Undercover police officers whose jobs often entail making contact with informers at all hours of the day and night have had their right to fair overtime payments for the out-of-hours work they put in recognised by the Court of Appeal.


Officers engaged in ‘handling’ informers were only rostered to work during normal office hours. They were not required to sit at home and await calls during their time off. However, they could be contacted at any time via a secure automated system and, due to the nature of crime and the chaotic lifestyle of many of their charges, often had to telephone informers outside ordinary working hours.


Three retired officers argued successfully that, each time that they had to make out-of-hours contact with an informer, they were entitled to be paid four hours of overtime. The chief constable of the relevant force challenged that decision and pointed out that such calls often took only a matter of a few minutes.

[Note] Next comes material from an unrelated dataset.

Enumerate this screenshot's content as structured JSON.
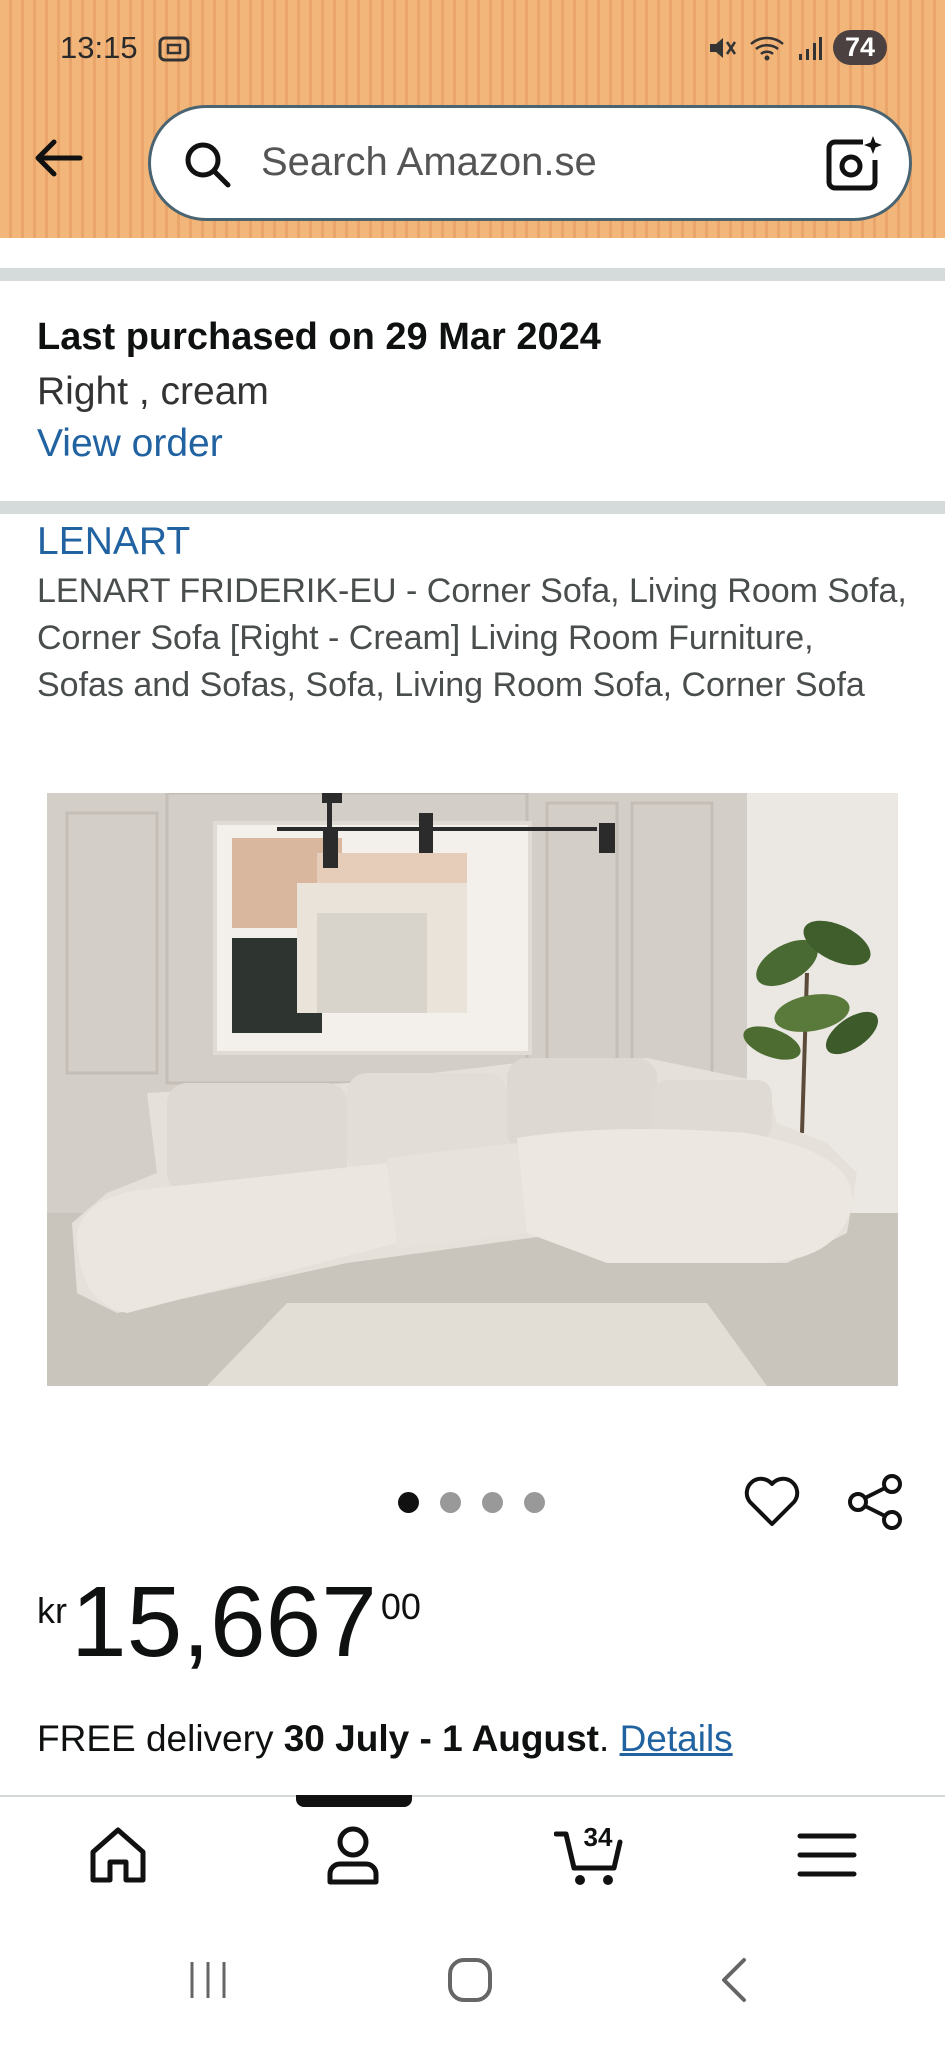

In dismissing his appeal, however, the Court found that the officers were recalled to duty each time that they were required to contact an informer outside their rostered hours. Noting that the officers were ‘office holders’, rather than employees, and it was the Home Secretary who laid down their terms of service, the Court found that their interpretation of the Police Regulations was the right one.